In your copy of the data, include no pictures and alter nothing else.

--- Data for this exercise Enclosed Below ---

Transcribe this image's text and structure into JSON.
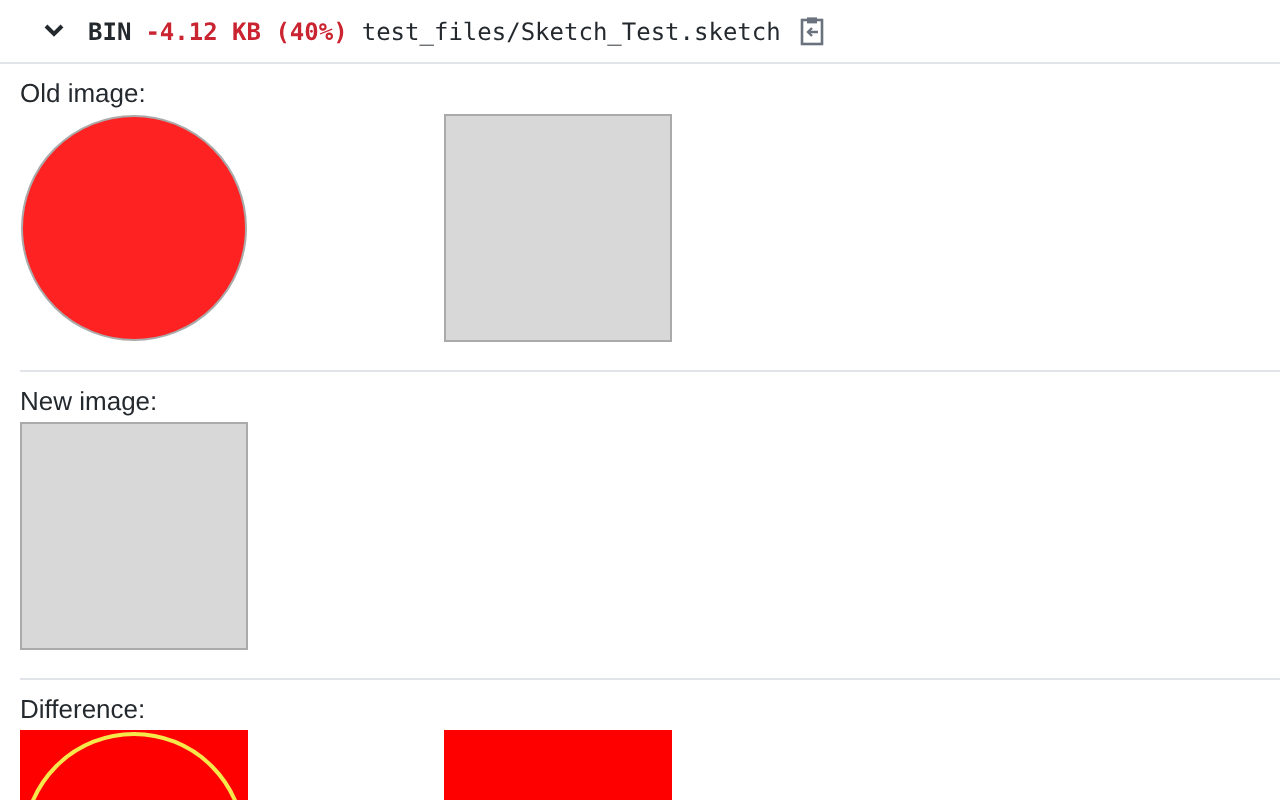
{
  "file_header": {
    "type": "BIN",
    "size_change": "-4.12 KB (40%)",
    "path": "test_files/Sketch_Test.sketch"
  },
  "sections": [
    {
      "label": "Old image:",
      "images": [
        {
          "kind": "circle"
        },
        {
          "kind": "blank"
        }
      ]
    },
    {
      "label": "New image:",
      "images": [
        {
          "kind": "blank"
        }
      ]
    },
    {
      "label": "Difference:",
      "images": [
        {
          "kind": "diff-circle"
        },
        {
          "kind": "diff-fill"
        }
      ]
    }
  ]
}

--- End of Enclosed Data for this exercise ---

Solved problem:
Transcribe this image's text and structure into JSON.
{
  "file_header": {
    "type": "BIN",
    "size_change": "-4.12 KB (40%)",
    "path": "test_files/Sketch_Test.sketch"
  },
  "sections": [
    {
      "label": "Old image:",
      "images": [
        {
          "kind": "circle"
        },
        {
          "kind": "blank"
        }
      ]
    },
    {
      "label": "New image:",
      "images": [
        {
          "kind": "blank"
        }
      ]
    },
    {
      "label": "Difference:",
      "images": [
        {
          "kind": "diff-circle"
        },
        {
          "kind": "diff-fill"
        }
      ]
    }
  ]
}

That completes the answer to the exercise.